Brief:
Your reply should hold only the lines from the records below where "note" occurs.

Entries provided:
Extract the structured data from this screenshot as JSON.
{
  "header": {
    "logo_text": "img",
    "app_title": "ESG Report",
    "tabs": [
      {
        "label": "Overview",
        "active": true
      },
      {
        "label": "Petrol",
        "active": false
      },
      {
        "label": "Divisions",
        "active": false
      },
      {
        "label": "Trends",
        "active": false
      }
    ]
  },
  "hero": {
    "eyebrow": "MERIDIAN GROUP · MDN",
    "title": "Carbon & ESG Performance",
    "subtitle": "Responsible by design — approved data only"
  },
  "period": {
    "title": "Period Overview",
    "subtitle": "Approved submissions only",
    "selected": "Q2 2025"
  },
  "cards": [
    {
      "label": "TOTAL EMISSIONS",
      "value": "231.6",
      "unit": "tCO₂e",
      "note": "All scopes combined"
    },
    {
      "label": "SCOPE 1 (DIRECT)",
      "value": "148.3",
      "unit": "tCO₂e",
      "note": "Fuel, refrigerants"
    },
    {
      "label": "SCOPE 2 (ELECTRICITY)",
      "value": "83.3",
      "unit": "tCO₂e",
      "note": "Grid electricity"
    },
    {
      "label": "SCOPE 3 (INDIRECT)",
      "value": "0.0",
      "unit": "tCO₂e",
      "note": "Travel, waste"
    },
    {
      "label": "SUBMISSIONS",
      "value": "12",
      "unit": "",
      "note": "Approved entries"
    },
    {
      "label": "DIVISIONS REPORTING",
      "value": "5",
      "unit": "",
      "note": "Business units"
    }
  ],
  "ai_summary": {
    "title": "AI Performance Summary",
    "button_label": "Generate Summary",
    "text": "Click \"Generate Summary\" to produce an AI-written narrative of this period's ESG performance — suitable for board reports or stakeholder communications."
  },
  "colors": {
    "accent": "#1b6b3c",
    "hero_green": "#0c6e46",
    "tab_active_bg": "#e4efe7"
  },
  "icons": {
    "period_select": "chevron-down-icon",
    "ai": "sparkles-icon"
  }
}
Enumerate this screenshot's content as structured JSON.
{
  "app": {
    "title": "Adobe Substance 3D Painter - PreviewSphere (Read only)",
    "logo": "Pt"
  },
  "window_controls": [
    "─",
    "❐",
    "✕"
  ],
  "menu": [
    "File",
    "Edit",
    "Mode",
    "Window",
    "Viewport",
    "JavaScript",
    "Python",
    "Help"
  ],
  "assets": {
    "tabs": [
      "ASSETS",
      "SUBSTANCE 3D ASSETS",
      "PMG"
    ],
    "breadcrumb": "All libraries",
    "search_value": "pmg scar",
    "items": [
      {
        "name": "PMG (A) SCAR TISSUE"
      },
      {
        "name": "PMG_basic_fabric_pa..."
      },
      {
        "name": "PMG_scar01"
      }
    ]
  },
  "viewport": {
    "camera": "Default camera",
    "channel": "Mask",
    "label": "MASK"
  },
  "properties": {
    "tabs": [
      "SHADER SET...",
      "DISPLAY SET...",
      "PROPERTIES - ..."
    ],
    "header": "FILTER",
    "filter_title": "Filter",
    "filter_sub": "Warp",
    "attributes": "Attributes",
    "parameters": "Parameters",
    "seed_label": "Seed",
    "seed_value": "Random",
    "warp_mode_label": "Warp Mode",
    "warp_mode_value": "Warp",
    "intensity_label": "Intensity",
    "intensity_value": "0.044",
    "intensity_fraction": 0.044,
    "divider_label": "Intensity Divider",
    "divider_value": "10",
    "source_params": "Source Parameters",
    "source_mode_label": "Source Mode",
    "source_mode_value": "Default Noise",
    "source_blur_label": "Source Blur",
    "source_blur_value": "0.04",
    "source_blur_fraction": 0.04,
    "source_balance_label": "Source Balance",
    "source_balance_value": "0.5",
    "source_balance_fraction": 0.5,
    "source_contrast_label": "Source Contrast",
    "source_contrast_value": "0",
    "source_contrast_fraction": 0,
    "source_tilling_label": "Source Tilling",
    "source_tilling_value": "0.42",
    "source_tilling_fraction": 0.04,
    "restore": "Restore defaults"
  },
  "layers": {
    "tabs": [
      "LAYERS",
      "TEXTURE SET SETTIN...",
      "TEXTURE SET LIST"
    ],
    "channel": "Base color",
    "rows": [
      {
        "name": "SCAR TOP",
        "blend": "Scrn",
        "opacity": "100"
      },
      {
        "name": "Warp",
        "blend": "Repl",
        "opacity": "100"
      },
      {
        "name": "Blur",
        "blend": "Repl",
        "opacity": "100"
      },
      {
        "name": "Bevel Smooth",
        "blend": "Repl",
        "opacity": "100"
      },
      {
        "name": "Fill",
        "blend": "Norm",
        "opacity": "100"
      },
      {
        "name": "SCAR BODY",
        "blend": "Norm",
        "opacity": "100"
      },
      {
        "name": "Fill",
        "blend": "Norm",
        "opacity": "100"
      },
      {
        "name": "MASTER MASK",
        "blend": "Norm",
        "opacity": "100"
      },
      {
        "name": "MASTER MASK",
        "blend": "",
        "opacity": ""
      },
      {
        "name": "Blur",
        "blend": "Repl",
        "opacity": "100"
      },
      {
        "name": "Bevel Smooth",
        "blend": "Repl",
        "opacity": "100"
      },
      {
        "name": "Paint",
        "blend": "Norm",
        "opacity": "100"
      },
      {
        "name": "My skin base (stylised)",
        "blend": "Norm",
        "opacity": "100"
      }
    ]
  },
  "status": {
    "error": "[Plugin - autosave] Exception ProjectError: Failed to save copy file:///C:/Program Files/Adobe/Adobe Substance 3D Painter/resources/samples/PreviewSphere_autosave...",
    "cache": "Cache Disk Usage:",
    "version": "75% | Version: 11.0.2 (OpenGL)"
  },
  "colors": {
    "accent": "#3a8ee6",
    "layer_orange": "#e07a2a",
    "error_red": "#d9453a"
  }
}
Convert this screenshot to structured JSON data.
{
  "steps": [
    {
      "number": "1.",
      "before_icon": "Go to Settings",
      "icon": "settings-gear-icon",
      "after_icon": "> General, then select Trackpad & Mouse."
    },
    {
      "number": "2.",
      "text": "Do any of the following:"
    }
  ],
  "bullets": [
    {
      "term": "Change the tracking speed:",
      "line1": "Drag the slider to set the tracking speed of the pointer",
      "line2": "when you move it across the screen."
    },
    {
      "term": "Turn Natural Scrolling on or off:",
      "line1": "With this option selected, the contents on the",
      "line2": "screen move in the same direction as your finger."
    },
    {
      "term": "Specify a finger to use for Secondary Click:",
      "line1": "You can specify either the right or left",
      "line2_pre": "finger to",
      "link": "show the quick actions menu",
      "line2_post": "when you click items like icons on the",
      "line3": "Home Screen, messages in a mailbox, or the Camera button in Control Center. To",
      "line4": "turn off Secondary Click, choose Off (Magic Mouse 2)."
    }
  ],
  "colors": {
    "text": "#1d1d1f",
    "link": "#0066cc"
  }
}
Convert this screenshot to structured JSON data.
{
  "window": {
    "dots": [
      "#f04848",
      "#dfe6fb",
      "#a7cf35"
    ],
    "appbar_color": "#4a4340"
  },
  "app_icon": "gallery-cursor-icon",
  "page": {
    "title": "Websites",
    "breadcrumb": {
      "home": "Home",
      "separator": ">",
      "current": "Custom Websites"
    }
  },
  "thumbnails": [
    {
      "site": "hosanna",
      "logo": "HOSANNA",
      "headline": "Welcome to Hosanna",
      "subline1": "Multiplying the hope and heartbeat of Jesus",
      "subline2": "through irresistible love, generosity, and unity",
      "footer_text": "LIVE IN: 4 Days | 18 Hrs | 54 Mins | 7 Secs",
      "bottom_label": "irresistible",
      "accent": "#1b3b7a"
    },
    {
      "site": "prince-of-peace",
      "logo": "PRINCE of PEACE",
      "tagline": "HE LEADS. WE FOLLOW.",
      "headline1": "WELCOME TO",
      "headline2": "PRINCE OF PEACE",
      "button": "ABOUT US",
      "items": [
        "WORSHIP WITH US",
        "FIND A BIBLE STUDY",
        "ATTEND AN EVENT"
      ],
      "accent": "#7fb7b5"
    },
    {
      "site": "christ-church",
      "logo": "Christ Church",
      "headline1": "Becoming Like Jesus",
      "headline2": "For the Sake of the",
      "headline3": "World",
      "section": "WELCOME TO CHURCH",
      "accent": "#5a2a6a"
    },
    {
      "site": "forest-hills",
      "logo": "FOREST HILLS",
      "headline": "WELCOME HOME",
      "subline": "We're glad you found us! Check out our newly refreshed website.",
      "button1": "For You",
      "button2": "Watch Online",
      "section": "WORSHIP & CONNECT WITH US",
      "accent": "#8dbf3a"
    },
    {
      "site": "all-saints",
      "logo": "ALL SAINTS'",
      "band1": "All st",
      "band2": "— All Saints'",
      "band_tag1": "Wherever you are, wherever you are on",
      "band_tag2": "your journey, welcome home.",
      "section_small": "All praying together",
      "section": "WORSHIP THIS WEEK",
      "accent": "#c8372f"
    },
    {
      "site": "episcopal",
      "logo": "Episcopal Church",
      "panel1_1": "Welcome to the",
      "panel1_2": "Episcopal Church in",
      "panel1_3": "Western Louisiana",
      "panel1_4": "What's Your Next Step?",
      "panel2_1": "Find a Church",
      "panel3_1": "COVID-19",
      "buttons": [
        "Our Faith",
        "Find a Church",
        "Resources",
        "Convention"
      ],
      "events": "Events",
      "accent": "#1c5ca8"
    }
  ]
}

Task answer:
      "note": "All scopes combined"
      "note": "Fuel, refrigerants"
      "note": "Grid electricity"
      "note": "Travel, waste"
      "note": "Approved entries"
      "note": "Business units"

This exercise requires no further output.